Stored items from a collection:
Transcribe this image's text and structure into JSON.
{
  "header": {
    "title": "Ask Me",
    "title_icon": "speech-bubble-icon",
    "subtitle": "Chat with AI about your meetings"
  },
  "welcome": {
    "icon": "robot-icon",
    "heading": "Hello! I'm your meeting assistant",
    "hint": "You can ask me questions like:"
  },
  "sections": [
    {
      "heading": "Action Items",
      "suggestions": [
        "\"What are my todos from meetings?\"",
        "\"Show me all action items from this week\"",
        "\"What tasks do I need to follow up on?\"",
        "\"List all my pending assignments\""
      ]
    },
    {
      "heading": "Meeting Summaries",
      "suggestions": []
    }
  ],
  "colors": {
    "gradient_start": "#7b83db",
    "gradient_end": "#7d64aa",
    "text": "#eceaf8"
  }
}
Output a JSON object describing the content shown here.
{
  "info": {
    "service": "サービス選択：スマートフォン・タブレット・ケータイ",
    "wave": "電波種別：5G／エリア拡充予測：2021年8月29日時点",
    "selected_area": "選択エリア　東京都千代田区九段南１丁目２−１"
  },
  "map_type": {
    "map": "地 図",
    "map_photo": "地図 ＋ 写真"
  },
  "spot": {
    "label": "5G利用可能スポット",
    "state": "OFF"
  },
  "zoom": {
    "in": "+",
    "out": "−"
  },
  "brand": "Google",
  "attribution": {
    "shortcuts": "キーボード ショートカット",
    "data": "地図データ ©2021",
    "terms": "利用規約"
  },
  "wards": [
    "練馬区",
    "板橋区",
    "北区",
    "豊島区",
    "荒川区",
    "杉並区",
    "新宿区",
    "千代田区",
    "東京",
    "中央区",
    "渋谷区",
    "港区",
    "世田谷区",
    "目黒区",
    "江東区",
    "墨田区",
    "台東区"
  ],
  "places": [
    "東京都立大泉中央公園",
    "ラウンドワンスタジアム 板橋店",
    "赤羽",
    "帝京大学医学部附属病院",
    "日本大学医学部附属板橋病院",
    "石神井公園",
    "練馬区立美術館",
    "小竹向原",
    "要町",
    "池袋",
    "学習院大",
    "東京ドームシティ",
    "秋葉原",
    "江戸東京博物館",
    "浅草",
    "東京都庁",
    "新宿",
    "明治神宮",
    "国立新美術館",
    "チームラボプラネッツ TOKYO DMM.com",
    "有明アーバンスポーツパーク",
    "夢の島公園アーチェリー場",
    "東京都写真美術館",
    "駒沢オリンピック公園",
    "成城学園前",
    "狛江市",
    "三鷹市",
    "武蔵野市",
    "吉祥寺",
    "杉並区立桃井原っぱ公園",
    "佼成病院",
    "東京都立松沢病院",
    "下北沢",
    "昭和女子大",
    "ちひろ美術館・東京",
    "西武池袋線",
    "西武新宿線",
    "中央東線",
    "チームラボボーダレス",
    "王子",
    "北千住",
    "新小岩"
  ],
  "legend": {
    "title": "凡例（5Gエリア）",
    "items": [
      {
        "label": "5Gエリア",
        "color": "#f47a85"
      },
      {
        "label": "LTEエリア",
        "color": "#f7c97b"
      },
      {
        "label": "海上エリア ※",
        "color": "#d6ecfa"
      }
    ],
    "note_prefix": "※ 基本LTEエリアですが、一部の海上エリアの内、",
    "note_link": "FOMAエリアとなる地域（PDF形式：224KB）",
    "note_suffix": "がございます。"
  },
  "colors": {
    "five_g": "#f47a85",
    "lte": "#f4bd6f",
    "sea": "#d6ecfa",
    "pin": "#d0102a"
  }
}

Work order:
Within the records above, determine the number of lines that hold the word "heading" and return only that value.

Answer section:
3